What is required: Having found the line that holds "Decode this image", give that line and all lines after it again, word for word, through the end of the data below.

Records excerpted from a collection:
Segment Open

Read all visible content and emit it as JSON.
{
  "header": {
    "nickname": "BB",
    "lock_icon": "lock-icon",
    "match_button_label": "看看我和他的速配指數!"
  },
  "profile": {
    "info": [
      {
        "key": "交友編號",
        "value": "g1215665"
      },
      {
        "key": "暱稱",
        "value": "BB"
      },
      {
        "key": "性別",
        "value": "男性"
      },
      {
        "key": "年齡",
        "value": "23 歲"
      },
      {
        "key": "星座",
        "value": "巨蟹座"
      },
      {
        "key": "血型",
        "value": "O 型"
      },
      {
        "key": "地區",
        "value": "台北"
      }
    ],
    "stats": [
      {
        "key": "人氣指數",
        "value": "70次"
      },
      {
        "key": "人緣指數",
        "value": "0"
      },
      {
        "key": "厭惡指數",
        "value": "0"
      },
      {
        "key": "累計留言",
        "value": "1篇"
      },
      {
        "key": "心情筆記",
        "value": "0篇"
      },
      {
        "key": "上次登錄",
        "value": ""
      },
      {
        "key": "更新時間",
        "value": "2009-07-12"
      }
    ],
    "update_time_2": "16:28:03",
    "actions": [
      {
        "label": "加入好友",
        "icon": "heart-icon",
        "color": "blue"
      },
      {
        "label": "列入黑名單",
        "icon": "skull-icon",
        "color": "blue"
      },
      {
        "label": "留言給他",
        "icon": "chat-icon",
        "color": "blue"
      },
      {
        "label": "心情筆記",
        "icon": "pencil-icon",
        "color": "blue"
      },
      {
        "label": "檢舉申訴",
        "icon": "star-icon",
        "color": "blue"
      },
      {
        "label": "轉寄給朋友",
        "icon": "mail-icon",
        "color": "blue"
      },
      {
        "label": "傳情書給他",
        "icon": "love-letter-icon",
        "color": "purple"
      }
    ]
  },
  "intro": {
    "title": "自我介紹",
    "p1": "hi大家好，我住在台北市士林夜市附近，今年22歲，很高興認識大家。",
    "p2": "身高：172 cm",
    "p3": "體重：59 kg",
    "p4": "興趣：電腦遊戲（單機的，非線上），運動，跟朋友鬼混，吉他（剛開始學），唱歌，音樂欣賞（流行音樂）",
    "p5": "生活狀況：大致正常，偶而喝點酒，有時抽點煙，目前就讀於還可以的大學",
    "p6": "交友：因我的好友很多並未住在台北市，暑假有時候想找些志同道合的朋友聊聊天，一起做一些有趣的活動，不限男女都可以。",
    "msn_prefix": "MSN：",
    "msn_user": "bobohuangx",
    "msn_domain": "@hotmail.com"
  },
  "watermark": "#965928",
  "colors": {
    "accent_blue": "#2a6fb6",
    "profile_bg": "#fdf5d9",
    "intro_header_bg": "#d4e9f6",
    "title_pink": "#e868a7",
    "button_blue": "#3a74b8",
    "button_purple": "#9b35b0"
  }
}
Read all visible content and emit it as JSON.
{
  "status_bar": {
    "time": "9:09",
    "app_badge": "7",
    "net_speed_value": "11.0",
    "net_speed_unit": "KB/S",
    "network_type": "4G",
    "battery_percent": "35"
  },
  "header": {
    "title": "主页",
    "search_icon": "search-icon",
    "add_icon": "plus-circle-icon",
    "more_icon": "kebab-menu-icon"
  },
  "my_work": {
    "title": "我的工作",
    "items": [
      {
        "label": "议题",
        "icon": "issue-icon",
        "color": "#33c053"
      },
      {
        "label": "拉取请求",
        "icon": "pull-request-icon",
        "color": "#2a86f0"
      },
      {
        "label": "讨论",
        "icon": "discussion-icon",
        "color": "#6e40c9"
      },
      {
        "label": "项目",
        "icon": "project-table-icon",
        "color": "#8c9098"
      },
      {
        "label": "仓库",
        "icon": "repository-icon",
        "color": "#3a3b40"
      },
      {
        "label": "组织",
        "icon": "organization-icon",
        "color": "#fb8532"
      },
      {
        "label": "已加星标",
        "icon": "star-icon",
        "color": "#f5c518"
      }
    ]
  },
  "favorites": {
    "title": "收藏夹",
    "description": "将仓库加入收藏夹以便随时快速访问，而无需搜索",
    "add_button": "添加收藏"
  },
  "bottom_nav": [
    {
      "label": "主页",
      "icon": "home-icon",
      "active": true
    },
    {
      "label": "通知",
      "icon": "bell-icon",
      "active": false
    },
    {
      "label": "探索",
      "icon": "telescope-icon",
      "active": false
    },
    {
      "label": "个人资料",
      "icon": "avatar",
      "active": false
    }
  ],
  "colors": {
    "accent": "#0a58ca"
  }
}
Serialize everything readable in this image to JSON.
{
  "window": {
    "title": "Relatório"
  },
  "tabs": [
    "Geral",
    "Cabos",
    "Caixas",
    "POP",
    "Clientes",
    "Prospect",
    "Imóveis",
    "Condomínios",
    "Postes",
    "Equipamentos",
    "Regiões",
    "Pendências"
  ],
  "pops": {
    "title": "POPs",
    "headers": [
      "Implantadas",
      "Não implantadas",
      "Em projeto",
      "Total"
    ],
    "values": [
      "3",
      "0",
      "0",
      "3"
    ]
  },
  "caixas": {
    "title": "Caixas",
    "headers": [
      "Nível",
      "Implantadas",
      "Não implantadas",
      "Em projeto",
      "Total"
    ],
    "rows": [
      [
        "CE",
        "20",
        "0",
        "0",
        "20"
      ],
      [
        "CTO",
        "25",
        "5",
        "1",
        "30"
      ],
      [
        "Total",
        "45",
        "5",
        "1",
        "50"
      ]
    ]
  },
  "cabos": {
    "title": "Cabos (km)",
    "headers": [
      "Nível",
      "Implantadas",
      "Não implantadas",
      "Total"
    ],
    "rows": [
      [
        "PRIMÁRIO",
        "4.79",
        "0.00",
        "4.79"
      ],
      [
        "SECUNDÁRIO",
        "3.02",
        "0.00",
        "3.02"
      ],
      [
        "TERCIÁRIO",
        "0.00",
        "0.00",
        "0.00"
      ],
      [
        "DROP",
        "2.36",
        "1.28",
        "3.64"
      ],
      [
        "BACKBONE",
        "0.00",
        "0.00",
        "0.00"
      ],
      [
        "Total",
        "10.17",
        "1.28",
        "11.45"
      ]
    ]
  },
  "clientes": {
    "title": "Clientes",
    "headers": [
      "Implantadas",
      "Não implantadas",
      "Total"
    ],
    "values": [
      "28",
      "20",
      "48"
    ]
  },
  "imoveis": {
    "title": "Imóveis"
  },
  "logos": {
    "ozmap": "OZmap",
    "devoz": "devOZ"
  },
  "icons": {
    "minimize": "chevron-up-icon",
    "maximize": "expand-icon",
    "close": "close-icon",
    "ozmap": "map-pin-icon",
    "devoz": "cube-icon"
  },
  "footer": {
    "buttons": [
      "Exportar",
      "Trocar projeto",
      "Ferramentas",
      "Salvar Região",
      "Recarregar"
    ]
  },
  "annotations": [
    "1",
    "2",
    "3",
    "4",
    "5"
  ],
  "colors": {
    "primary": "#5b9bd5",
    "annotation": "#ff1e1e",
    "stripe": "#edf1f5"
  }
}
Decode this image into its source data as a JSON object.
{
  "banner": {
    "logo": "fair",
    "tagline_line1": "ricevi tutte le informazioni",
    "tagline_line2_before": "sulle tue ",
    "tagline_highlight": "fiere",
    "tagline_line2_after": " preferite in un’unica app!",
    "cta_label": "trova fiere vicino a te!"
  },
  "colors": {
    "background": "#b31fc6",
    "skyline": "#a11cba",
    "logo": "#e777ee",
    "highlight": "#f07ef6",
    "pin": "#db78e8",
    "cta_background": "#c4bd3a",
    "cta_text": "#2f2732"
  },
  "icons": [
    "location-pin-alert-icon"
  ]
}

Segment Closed

Completed exercise:
Decode this image into its source data as a JSON object.
{
  "banner": {
    "logo": "fair",
    "tagline_line1": "ricevi tutte le informazioni",
    "tagline_line2_before": "sulle tue ",
    "tagline_highlight": "fiere",
    "tagline_line2_after": " preferite in un’unica app!",
    "cta_label": "trova fiere vicino a te!"
  },
  "colors": {
    "background": "#b31fc6",
    "skyline": "#a11cba",
    "logo": "#e777ee",
    "highlight": "#f07ef6",
    "pin": "#db78e8",
    "cta_background": "#c4bd3a",
    "cta_text": "#2f2732"
  },
  "icons": [
    "location-pin-alert-icon"
  ]
}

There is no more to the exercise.